INSTRUCTIONS TO FOLLOW: From the listing that follows, extract every line and set it down unaltered.

STORED DATA:
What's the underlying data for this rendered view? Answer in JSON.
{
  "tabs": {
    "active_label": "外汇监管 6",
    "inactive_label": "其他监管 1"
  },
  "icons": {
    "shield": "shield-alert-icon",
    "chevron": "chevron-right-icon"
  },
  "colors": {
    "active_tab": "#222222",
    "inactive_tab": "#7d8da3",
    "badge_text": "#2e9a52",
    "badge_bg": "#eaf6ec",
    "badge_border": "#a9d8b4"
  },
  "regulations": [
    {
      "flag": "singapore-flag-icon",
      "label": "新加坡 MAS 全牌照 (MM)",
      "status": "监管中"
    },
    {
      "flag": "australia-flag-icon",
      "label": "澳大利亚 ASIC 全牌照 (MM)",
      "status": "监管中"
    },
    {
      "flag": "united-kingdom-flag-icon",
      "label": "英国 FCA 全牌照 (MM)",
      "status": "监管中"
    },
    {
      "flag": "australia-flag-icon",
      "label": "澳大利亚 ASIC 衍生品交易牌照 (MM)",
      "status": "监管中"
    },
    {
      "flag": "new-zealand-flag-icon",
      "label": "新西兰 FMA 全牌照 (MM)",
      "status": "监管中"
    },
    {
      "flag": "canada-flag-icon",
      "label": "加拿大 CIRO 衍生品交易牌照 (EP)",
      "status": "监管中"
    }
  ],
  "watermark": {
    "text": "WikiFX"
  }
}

RESULT FOR THIS EXERCISE:
What's the underlying data for this rendered view? Answer in JSON.
{
  "tabs": {
    "active_label": "外汇监管 6",
    "inactive_label": "其他监管 1"
  },
  "icons": {
    "shield": "shield-alert-icon",
    "chevron": "chevron-right-icon"
  },
  "colors": {
    "active_tab": "#222222",
    "inactive_tab": "#7d8da3",
    "badge_text": "#2e9a52",
    "badge_bg": "#eaf6ec",
    "badge_border": "#a9d8b4"
  },
  "regulations": [
    {
      "flag": "singapore-flag-icon",
      "label": "新加坡 MAS 全牌照 (MM)",
      "status": "监管中"
    },
    {
      "flag": "australia-flag-icon",
      "label": "澳大利亚 ASIC 全牌照 (MM)",
      "status": "监管中"
    },
    {
      "flag": "united-kingdom-flag-icon",
      "label": "英国 FCA 全牌照 (MM)",
      "status": "监管中"
    },
    {
      "flag": "australia-flag-icon",
      "label": "澳大利亚 ASIC 衍生品交易牌照 (MM)",
      "status": "监管中"
    },
    {
      "flag": "new-zealand-flag-icon",
      "label": "新西兰 FMA 全牌照 (MM)",
      "status": "监管中"
    },
    {
      "flag": "canada-flag-icon",
      "label": "加拿大 CIRO 衍生品交易牌照 (EP)",
      "status": "监管中"
    }
  ],
  "watermark": {
    "text": "WikiFX"
  }
}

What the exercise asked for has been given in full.